Also, when taking the photo try to look at your jewellery like you have never seen it before! This can be really difficult, but it will help you to decide which angle shows your design best. Whilst you may like the way a close up, side angle shot looks, it may not show enough of the design for someone to decide that they like it enough to buy it.
Sometimes it is easy forget about one thing whilst focusing on another, leaving you with what could be the perfect shot but with something not quite right. Luckily there are so many great editing tools that can help, and for all budgets.
However, if you choose to edit your photographs it is really important keep a true representation of your jewellery. Keeping your jewellery close by whilst editing is a great way to compare and ensure the image is accurate.
There are many options when it comes to editing software. If, again you have the budget to invest or already have a programme like Photoshop then these are really great for targeting specific areas of a photo. Alternatively there are many free or lower budget online editing software and apps for your phone (Afterlight - is a great editing app for mobile).

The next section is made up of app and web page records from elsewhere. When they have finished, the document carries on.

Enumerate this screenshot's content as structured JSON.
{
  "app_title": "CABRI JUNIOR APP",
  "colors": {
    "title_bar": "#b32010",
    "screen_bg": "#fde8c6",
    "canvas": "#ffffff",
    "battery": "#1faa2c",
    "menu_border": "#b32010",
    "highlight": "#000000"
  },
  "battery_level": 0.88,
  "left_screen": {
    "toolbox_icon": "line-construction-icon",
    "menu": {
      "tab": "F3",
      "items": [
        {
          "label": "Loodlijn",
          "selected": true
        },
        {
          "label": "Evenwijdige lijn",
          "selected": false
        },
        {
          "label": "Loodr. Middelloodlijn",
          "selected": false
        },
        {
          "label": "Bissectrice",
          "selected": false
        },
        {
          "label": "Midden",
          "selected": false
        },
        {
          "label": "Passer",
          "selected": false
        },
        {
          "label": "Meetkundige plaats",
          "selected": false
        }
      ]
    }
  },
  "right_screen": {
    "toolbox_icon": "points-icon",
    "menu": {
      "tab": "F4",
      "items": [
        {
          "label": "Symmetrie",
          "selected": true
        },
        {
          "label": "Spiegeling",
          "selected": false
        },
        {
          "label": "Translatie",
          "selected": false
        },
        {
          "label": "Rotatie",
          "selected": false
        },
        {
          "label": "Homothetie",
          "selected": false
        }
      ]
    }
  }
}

Elements that can be edited to help create a more professional look include, brightness - which helps to adjust lighting, focus (as mentioned in tip 2), sharpness, shadows, highlights and contrast. (Instagram's editing feature have all of these options!)
Things to look out for incase of over editing are things like adding a heavy filter, over saturating the image or over fading the image.
If you have more advanced editing software, then you could also try taking out or de-saturating specific colours that have leaked or been reflected into the photo from the surrounding environment. For example when shooting silver, we often find that it reflects a lot of yellow. In Photoshop we are able to specifically take the yellow out of the metal to give a more true silver colour.
Tip 1: ReVere Jewellery - Half Moon, Full Moon ring using one of our beautiful Black Lip Pearl Cabochons. We love the really fun and consistent style that Revere Jewellery has throughout all of her photographs.
Tip 2: When Caitie met Soda - Comet Catcher Necklace using our mesmerising Black Diamond Nugget Beads. This image from When Caitie met Soda shows off her beautiful design so well. We especially love the way she brings our focus to the diamonds.
Tip 3: Salt & Silver Jewellery - Sterling Silver and Natural Turquoise Ring using our amazing 100% natural Turquoise cabochons. We highly recommend taking a look at the Instagram account of Salt & Silver Jewellery. Their images have a gorgeous clean and fresh style and many of their shots such as this one, put her jewellery in context whilst still keeping the main focus on the design.
Tip 4: Silver Valley Jewellery - 'Desiderata necklace' featuring lotus pendant with one of our popular labradorite cabochons. The very talented work of Silver Valley Jewellery is reflected perfectly in this head on, slightly low angled shot of their necklace. You can see all aspects of the design, whilst still recognising the depth - perfect main product photo to catch someones eye.
Tip 5: Make The Look project by Kernowcraft - Aquamarine Nautical Necklace - We created this nautical themed necklace as a step by step project for our Make The look category. It is a good example of how we have taken the yellow out over the silver in the editing process.
This is Sam, Kernowcraft's photographer. Head to our Meet The Team page to find out more about us!
Top up on your photography skills even more! Sam, our photographer here at Kernowcraft shares his knowledge and expertise on photographing your handmade jewellery designs. From mastering the flash to getting that white balance just right... it's one of our most popular posts, as imagery is key to getting your jewellery noticed!
If you have any further questions, feel free to call our friendly team who will be more than happy to give you some advice through Facebook, Twitter, Email or simply calling us on 01872 573888 8.30am-4.30pm.
Alternatively, for more information and how to's on all areas of jewellery making visit our other Gemstone Setting Advice pages.